The records —
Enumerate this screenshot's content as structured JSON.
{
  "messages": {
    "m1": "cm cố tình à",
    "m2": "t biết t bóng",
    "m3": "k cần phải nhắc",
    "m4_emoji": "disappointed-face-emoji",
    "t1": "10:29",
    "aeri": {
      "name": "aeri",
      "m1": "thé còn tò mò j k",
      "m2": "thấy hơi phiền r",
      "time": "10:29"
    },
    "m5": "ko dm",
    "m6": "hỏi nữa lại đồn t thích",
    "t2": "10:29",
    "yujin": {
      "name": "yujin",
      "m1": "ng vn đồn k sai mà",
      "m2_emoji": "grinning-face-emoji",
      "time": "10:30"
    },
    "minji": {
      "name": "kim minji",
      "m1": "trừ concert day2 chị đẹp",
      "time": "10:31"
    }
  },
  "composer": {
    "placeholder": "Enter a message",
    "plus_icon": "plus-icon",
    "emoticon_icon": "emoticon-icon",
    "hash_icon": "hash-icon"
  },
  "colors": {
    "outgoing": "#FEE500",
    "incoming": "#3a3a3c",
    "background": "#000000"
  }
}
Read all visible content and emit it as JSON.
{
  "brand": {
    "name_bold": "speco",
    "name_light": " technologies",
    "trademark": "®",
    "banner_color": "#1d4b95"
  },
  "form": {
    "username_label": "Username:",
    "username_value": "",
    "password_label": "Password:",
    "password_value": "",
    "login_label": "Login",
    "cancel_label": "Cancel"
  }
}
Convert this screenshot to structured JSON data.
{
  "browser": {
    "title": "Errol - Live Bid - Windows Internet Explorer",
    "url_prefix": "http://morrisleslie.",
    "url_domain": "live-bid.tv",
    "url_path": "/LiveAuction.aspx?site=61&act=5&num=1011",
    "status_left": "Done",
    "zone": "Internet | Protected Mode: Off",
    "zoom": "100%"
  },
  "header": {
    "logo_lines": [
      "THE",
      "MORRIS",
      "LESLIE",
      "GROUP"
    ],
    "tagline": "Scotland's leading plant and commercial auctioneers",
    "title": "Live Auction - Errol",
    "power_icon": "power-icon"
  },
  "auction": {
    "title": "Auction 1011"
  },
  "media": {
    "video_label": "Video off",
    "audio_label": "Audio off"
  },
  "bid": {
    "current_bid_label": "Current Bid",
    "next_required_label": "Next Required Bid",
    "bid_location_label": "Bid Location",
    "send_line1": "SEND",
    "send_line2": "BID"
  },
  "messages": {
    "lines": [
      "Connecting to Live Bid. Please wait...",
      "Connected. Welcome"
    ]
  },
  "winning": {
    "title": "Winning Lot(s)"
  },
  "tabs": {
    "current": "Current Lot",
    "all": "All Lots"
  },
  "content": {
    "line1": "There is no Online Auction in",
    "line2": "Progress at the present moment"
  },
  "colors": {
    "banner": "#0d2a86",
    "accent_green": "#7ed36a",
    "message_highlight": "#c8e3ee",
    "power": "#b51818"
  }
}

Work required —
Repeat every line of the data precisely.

Written solution —
Enumerate this screenshot's content as structured JSON.
{
  "messages": {
    "m1": "cm cố tình à",
    "m2": "t biết t bóng",
    "m3": "k cần phải nhắc",
    "m4_emoji": "disappointed-face-emoji",
    "t1": "10:29",
    "aeri": {
      "name": "aeri",
      "m1": "thé còn tò mò j k",
      "m2": "thấy hơi phiền r",
      "time": "10:29"
    },
    "m5": "ko dm",
    "m6": "hỏi nữa lại đồn t thích",
    "t2": "10:29",
    "yujin": {
      "name": "yujin",
      "m1": "ng vn đồn k sai mà",
      "m2_emoji": "grinning-face-emoji",
      "time": "10:30"
    },
    "minji": {
      "name": "kim minji",
      "m1": "trừ concert day2 chị đẹp",
      "time": "10:31"
    }
  },
  "composer": {
    "placeholder": "Enter a message",
    "plus_icon": "plus-icon",
    "emoticon_icon": "emoticon-icon",
    "hash_icon": "hash-icon"
  },
  "colors": {
    "outgoing": "#FEE500",
    "incoming": "#3a3a3c",
    "background": "#000000"
  }
}
Read all visible content and emit it as JSON.
{
  "brand": {
    "name_bold": "speco",
    "name_light": " technologies",
    "trademark": "®",
    "banner_color": "#1d4b95"
  },
  "form": {
    "username_label": "Username:",
    "username_value": "",
    "password_label": "Password:",
    "password_value": "",
    "login_label": "Login",
    "cancel_label": "Cancel"
  }
}
Convert this screenshot to structured JSON data.
{
  "browser": {
    "title": "Errol - Live Bid - Windows Internet Explorer",
    "url_prefix": "http://morrisleslie.",
    "url_domain": "live-bid.tv",
    "url_path": "/LiveAuction.aspx?site=61&act=5&num=1011",
    "status_left": "Done",
    "zone": "Internet | Protected Mode: Off",
    "zoom": "100%"
  },
  "header": {
    "logo_lines": [
      "THE",
      "MORRIS",
      "LESLIE",
      "GROUP"
    ],
    "tagline": "Scotland's leading plant and commercial auctioneers",
    "title": "Live Auction - Errol",
    "power_icon": "power-icon"
  },
  "auction": {
    "title": "Auction 1011"
  },
  "media": {
    "video_label": "Video off",
    "audio_label": "Audio off"
  },
  "bid": {
    "current_bid_label": "Current Bid",
    "next_required_label": "Next Required Bid",
    "bid_location_label": "Bid Location",
    "send_line1": "SEND",
    "send_line2": "BID"
  },
  "messages": {
    "lines": [
      "Connecting to Live Bid. Please wait...",
      "Connected. Welcome"
    ]
  },
  "winning": {
    "title": "Winning Lot(s)"
  },
  "tabs": {
    "current": "Current Lot",
    "all": "All Lots"
  },
  "content": {
    "line1": "There is no Online Auction in",
    "line2": "Progress at the present moment"
  },
  "colors": {
    "banner": "#0d2a86",
    "accent_green": "#7ed36a",
    "message_highlight": "#c8e3ee",
    "power": "#b51818"
  }
}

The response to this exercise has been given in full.